According to The Scale Up Institute’s 2017 Review, seven out of ten scaleups cite the ability to better access peer networks, effective leadership development programmes and mentorship schemes as essential. It helps them to lead growth and grow leaders within their businesses (once again, The Supper Club has been endorsed by The Scale Up Institute in it's latest review of top leadership programmes and peer networks).

By adopting a growth mindset with their networks, founders can find a range of mentors for everyday challenges and every aspect of their lives – whether it’s fellow founders, NEDs, investors, advisers, or coaches. Being more open to different peer perspectives helps leaders make quicker decisions that lead to breakthroughs - for themselves and their businesses.

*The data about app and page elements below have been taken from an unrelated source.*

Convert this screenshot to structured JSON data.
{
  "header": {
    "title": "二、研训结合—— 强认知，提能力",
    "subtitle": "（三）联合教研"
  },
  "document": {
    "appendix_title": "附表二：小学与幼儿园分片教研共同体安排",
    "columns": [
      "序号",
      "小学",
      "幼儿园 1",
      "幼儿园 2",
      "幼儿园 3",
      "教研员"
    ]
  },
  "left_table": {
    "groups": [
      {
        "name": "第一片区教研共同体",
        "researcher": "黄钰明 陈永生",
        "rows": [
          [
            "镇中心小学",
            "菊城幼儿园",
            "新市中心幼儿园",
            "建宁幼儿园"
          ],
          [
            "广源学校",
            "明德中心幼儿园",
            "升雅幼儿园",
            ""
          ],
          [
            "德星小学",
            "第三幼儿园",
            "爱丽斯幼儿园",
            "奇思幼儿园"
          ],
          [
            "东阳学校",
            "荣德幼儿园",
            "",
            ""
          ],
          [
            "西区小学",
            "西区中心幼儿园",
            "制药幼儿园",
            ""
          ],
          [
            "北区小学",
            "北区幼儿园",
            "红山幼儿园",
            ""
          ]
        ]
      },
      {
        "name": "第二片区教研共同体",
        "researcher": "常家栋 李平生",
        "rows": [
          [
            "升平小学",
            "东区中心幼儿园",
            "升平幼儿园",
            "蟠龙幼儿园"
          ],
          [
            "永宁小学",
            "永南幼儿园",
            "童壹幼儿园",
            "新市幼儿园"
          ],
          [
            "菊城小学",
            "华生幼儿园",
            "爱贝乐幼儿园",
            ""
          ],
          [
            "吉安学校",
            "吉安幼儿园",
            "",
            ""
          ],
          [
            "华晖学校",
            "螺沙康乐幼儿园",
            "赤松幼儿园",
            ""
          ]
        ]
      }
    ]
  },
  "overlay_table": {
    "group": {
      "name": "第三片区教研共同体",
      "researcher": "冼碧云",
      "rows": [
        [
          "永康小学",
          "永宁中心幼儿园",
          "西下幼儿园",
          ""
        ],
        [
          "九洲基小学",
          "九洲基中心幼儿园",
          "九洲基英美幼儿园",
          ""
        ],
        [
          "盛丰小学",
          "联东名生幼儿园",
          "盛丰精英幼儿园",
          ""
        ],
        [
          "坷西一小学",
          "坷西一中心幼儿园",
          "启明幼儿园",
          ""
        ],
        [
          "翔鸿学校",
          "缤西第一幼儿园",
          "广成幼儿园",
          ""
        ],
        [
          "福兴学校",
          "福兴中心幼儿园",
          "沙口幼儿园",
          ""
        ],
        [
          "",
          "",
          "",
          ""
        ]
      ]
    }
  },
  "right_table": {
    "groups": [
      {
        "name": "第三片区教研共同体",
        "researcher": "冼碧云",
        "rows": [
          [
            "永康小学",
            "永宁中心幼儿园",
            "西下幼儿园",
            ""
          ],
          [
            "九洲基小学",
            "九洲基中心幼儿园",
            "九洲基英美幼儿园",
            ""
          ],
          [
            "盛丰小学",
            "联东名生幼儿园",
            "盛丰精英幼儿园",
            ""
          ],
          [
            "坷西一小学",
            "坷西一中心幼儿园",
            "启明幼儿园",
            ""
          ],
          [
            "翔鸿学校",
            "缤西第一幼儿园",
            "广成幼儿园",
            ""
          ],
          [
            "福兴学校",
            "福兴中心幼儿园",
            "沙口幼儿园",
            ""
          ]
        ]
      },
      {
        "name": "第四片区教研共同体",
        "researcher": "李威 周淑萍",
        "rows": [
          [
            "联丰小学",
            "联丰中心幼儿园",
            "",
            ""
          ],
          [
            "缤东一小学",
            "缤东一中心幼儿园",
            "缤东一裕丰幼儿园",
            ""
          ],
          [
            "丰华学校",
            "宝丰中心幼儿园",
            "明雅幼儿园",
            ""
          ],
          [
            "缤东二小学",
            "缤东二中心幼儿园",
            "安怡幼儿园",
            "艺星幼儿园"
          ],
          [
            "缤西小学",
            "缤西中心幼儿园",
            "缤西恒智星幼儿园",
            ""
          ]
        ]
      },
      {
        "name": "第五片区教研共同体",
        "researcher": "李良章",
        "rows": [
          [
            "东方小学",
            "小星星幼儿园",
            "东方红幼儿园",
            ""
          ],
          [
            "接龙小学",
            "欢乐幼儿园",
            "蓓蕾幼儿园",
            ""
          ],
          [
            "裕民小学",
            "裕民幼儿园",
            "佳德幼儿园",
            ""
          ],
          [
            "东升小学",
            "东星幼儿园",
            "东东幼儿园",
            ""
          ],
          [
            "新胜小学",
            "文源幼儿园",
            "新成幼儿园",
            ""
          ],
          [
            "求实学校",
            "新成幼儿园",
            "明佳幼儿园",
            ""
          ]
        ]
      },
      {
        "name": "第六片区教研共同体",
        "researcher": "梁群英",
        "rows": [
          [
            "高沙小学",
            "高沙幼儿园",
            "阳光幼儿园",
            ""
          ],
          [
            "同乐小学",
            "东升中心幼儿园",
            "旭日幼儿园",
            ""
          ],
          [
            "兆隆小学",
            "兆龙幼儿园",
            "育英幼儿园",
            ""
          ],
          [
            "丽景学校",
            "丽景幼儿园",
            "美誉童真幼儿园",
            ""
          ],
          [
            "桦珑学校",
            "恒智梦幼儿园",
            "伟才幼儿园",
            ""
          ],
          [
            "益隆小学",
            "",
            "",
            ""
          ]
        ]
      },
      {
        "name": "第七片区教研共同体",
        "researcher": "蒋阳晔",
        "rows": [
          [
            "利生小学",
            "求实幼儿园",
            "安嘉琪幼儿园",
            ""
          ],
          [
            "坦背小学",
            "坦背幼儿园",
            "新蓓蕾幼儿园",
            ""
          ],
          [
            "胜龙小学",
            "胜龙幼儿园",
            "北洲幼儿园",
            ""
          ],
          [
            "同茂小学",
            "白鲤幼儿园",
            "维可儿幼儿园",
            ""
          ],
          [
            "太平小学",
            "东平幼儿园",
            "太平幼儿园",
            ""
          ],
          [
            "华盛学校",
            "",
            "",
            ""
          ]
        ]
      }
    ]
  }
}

Members of The Supper Club are great at using networks to become better leaders. Charlie Mowat, founder of The Clean Space, saw the benefits of advice and peer learning early in his scaleup journey to over £7.5 million in sales and ten acquisitions.

“I set up an Advisory Board when I was in my first year and sub-£1 million turnover,” he explains. “They were more like advisors than a proper Board, but it forced me to get out of the weeds and into strategy at least once a quarter. It gave me a mechanism for identifying weaknesses and learning to improve.”

At £3 million turnover I joined The Supper Club, for which I attribute a large part of our subsequent success because I learned from events and peers on a wide range of topics. Just after that I set up a proper management team and a Board, including a non-exec chairman. Along the way I’ve used a mentor (who eventually became our NED) and a coach.

Lifelong learning

Fellow member Michael Nabarro, co-founder and CEO of Spektrix, believes developing as a leader is a life-long journey of self-reflection and experimentation - with inspiration for new experiments coming from a range of sources like books, courses, coaching, and sharing experiences with fellow entrepreneurs.

“Five years ago, I went on the week-long Leadership Trust course that my father had been on 30 years previously, and it was a gamechanger for me,” he explains.

“I discovered that leadership fundamentally starts with self-awareness and being able to control yourself in situations and adjust your style to work for the different people you work with - which is much easier said than done. It also taught me about the importance of open and honest feedback as key to developing high performance teams - a great framework for this is given in one of my favourite reads - Radical Candour."

This need for honest feedback was highlighted by Sophie Devonshire, CEO of The Caffeine Partnership, at The Supper Club’s Foresight summit on The Future Workforce in July. She spoke about how peer networks help founders to manage the challenge of leading at speed.

“In a superfast world, leaders need to adapt to rapid growth and change; but it’s about having a sense of pace for yourself and your organization. That sometimes means slowing down to think; being aware of the power of the pause and bringing people together to think." 

A way to speed that up is using your networks to build a really smart group of critical friends and brains you can borrow to really think through difficult decisions more quickly.

So how do entrepreneurs learn? They learn from a trusted network of peers who understand the risks and challenges of being a business owner. They build this trust by sharing their failures and hard-learned lessons as well as their successes. This openness makes people more receptive to challenging questions and honest feedback which leads to personal breakthroughs. This give and get ethos is at the heart of The Supper Club.